- [What the task requires]:
In which lines of the data does the string "Lauren" appear? Copy every one.

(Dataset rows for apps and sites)
=== Begin Enclosure ===

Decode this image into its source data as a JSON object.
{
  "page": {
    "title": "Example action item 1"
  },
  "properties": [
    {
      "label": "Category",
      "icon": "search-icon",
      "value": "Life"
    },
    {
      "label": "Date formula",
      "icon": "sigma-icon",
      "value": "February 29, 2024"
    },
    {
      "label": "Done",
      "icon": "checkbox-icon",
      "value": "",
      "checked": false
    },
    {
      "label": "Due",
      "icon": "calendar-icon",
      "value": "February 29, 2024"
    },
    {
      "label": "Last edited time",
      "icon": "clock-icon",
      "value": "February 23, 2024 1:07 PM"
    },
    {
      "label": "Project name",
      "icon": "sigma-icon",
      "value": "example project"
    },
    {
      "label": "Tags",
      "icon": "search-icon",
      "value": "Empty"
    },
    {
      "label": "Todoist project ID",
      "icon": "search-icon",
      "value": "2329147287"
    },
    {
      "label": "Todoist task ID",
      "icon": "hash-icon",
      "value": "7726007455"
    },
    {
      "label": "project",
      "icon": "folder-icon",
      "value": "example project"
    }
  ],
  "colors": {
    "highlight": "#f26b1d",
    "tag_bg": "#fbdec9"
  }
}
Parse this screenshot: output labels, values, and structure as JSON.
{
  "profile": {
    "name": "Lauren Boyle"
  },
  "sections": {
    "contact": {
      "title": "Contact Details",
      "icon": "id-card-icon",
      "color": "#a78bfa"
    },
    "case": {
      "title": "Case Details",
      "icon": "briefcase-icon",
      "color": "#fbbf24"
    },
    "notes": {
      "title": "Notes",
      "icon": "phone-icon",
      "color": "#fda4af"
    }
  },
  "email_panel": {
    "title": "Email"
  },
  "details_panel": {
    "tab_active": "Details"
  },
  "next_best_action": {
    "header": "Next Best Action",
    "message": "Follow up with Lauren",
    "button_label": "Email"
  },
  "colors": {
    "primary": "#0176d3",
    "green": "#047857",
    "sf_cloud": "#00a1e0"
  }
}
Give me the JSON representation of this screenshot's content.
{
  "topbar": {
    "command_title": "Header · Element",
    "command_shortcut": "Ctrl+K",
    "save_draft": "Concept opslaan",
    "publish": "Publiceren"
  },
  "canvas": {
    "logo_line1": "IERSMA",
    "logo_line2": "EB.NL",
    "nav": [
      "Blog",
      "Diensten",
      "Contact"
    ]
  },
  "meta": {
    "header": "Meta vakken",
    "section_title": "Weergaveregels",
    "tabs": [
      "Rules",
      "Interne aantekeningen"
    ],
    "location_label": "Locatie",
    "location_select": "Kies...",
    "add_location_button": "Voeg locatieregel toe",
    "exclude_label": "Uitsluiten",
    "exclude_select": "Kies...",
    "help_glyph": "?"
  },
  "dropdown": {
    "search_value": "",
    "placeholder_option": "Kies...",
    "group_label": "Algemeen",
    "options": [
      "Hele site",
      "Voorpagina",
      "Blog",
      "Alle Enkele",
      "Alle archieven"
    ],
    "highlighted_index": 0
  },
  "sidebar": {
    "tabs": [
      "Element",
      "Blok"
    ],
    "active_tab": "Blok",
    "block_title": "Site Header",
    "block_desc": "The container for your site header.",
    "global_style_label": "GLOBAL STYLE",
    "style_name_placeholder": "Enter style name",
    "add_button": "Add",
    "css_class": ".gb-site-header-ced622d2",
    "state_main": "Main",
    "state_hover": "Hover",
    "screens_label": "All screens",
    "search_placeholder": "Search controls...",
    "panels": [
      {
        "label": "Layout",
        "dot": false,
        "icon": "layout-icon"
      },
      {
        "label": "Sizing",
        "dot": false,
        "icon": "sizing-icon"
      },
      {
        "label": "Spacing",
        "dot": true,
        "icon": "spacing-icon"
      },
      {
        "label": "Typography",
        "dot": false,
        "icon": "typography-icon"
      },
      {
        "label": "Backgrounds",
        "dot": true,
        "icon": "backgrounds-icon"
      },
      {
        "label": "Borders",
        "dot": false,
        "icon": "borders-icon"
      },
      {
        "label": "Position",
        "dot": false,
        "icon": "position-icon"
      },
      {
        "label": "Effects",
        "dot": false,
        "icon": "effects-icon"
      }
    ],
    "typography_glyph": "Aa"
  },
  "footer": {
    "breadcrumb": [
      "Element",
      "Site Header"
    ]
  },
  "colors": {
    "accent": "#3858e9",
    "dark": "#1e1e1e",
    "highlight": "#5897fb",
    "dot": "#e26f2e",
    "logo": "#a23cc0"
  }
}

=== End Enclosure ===

- [Solution for this problem]:
    "name": "Lauren Boyle"
    "message": "Follow up with Lauren",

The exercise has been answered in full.